a few of these could have been straight out of the Roxy playbook.
Where's Phil and Andy
Grade - 1.7
released Oct 26th, 2010
from the album - You Can Dance - grade - 2.0
from all music
While his tenure as the frontman for the legendary Roxy Music remained his towering achievement, singer Bryan Ferry also carved out a successful solo career that continued in the lush, sophisticated manner perfected on the group's final records. Born September 26, 1945, in Washington, England, Ferry, the son of a coal miner, began his musical career as a singer with the rock outfit the Banshees while studying art at the University of Newcastle Upon Tyne under pop conceptualist Richard Hamilton. He later joined the Gas Board, a soul group featuring bassist Graham Simpson; in 1970, Ferry and Simpson formed Roxy Music.
Within a few years, Roxy Music had become phenomenally successful, affording Ferry the opportunity to cut his first solo LP in 1973. Far removed from the group's arty glam rock, These Foolish Things established the path that all of Ferry's solo work -- as well as the final Roxy Music records -- would take, focusing on elegant synth pop interpretations of '60s hits like Bob Dylan's "A Hard Rain's A-Gonna Fall," the Rolling Stones' "Sympathy for the Devil," and the Beatles' "You Won't See Me," all rendered in the singer's distinct, coolly dramatic manner.
Roxy Music remained Ferry's primary focus, but in 1974 he returned with a second solo effort, Another Time, Another Place, another collection of covers ranging from "You Are My Sunshine" to "It Ain't Me, Babe" to "Smoke Gets in Your Eyes." His third venture, 1976's Let's Stick Together, featured remixed, remade, and remodeled versions of Roxy Music hits as well as the usual assortment of covers. Released in 1977, In Your Mind was Ferry's first collection of completely original material; the following year's The Bride Stripped Bare, a work inspired by his broken romance with model Jerry Hall, split evenly between new songs and covers.
Ferry did not record another solo album until 1985's Boys and Girls, a sleek, seamless effort that was his first "official" solo release following the Roxy breakup.
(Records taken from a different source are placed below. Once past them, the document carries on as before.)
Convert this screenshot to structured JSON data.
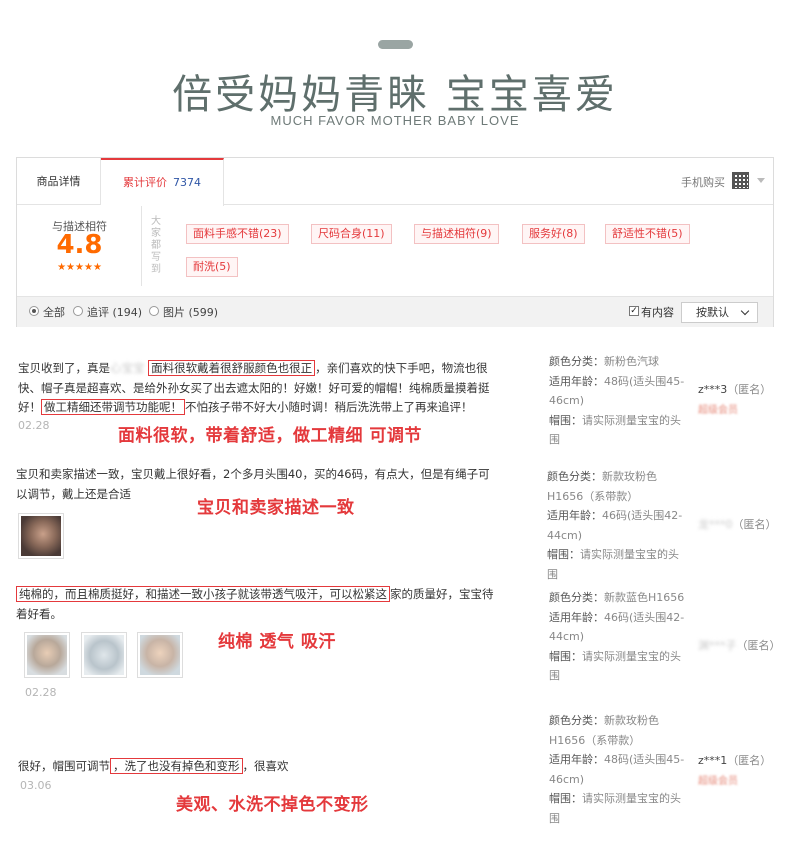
{
  "hero": {
    "title": "倍受妈妈青睐 宝宝喜爱",
    "subtitle": "MUCH FAVOR MOTHER BABY LOVE"
  },
  "tabs": {
    "detail": "商品详情",
    "reviews_label": "累计评价",
    "reviews_count": "7374",
    "mobile_buy": "手机购买"
  },
  "rating": {
    "label": "与描述相符",
    "score": "4.8",
    "stars": "★★★★★",
    "tags_head": "大家都写到",
    "tags": [
      "面料手感不错(23)",
      "尺码合身(11)",
      "与描述相符(9)",
      "服务好(8)",
      "舒适性不错(5)",
      "耐洗(5)"
    ]
  },
  "filters": {
    "all": "全部",
    "followup": "追评 (194)",
    "images": "图片 (599)",
    "has_content": "有内容",
    "sort": "按默认"
  },
  "reviews": [
    {
      "line1_a": "宝贝收到了，真是",
      "line1_blur": "心宝宝",
      "line1_hl": "面料很软戴着很舒服颜色也很正",
      "line1_b": "，亲们喜欢的快下手吧，物流也很",
      "line2": "快、帽子真是超喜欢、是给外孙女买了出去遮太阳的！好嫩！好可爱的帽帽！纯棉质量摸着挺",
      "line3_a": "好！",
      "line3_hl": "做工精细还带调节功能呢！",
      "line3_b": "不怕孩子带不好大小随时调！稍后洗洗带上了再来追评！",
      "date": "02.28",
      "callout": "面料很软，带着舒适，做工精细 可调节",
      "meta_color_k": "颜色分类：",
      "meta_color_v": "新粉色汽球",
      "meta_age_k": "适用年龄：",
      "meta_age_v": "48码(适头围45-46cm)",
      "meta_head_k": "帽围：",
      "meta_head_v": "请实际测量宝宝的头围",
      "user": "z***3",
      "anon": "（匿名）",
      "vip": "超级会员"
    },
    {
      "line1": "宝贝和卖家描述一致，宝贝戴上很好看，2个多月头围40，买的46码，有点大，但是有绳子可",
      "line2": "以调节，戴上还是合适",
      "callout": "宝贝和卖家描述一致",
      "meta_color_k": "颜色分类：",
      "meta_color_v": "新款玫粉色H1656（系带款）",
      "meta_age_k": "适用年龄：",
      "meta_age_v": "46码(适头围42-44cm)",
      "meta_head_k": "帽围：",
      "meta_head_v": "请实际测量宝宝的头围",
      "user": "龙***0",
      "anon": "（匿名）"
    },
    {
      "line1_hl": "纯棉的，而且棉质挺好，和描述一致小孩子就该带透气吸汗，可以松紧这",
      "line1_b": "家的质量好，宝宝待",
      "line2": "着好看。",
      "date": "02.28",
      "callout": "纯棉 透气 吸汗",
      "meta_color_k": "颜色分类：",
      "meta_color_v": "新款蓝色H1656",
      "meta_age_k": "适用年龄：",
      "meta_age_v": "46码(适头围42-44cm)",
      "meta_head_k": "帽围：",
      "meta_head_v": "请实际测量宝宝的头围",
      "user": "渊***子",
      "anon": "（匿名）"
    },
    {
      "line1_a": "很好，帽围可调节",
      "line1_hl": "，洗了也没有掉色和变形",
      "line1_b": "，很喜欢",
      "date": "03.06",
      "callout": "美观、水洗不掉色不变形",
      "meta_color_k": "颜色分类：",
      "meta_color_v": "新款玫粉色H1656（系带款）",
      "meta_age_k": "适用年龄：",
      "meta_age_v": "48码(适头围45-46cm)",
      "meta_head_k": "帽围：",
      "meta_head_v": "请实际测量宝宝的头围",
      "user": "z***1",
      "anon": "（匿名）",
      "vip": "超级会员"
    }
  ],
  "colors": {
    "accent": "#e4393c",
    "score": "#ff6a00",
    "hero": "#5f6f6c"
  }
}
For 1987's Bete Noire, he was joined by former Smiths guitarist Johnny Marr on the shimmering "The Right Stuff," and notched his only U.S. Top 40 hit with "Kiss and Tell." Another covers collection, Taxi, followed in 1993; Mamouna, an LP of originals, appeared a year later, and in 1999 Ferry returned with a collection of standards, As Time Goes By. After a brief tour in support of As Time Goes By, there were rumors of a Roxy Music reunion. The next summer, the practically unimaginable came true when Ferry joined Andy Mackay and Phil Manzanera for a tour of Europe and the U.S. It was a celebration of hits, and the band's first jaunt out in more than a decade. In summer 2002, Ferry returned to his solo career for the electrifying Frantic. Dylanesque, a set of Bob Dylan covers, followed in 2007, featuring assistance from several longtime associates (including Brian Eno, Chris Spedding, Paul Carrack, and Robin Trower). Ferry signed with the Astralwerks imprint for the release of 2010's Olympia.
There are two headlines for Olympia, Bryan Ferry’s 13th solo album. The first is that it’s Ferry’s first collection of primarily original material since 1994’s Mamouna -- of the ten songs only Tim Buckley's “Song to the Siren” is from another author -- the second is that among the many collaborators here are Brian Eno, Phil Manzanera, and Andy MacKay, all original members of Roxy Music, their presence suggesting a return to the chilly art of Roxy’s earliest records. Neither headline tells the real story: Olympia is Ferry’s most seductive album since Avalon, a luxurious collection of softly stylized sophistication. Instead of pushing into new territory, Ferry focuses on refinement, polishing his signatures -- primarily songs so slow they seem to float, and also the occasional high-end piece of pristine pop-funk -- until they’re seamless, the textures shifting so subtly that when the chorus of “Heartache by Numbers” turns eerie, the change in atmosphere is almost subliminal. Such command of mood is a tell-tale sign of a quiet perfectionist, but Olympia doesn’t feel fussy; it’s unruffled and casually elegant, its pleasing familiarity reflecting the persistence of an old master honing his craft.
1 You Can Dance 4:28
2 Alphaville 4:25
3 Heartache By Numbers 4:55
4 Me Oh My 4:40
5 Shameless 4:35
6 Song to the Siren 5:56
7 No Face, No Name, No Number 4:39
8 BF Bass (Ode to Olympia) 4:09
9 Reason or Rhyme 6:51
10 Tender Is The Night 4:34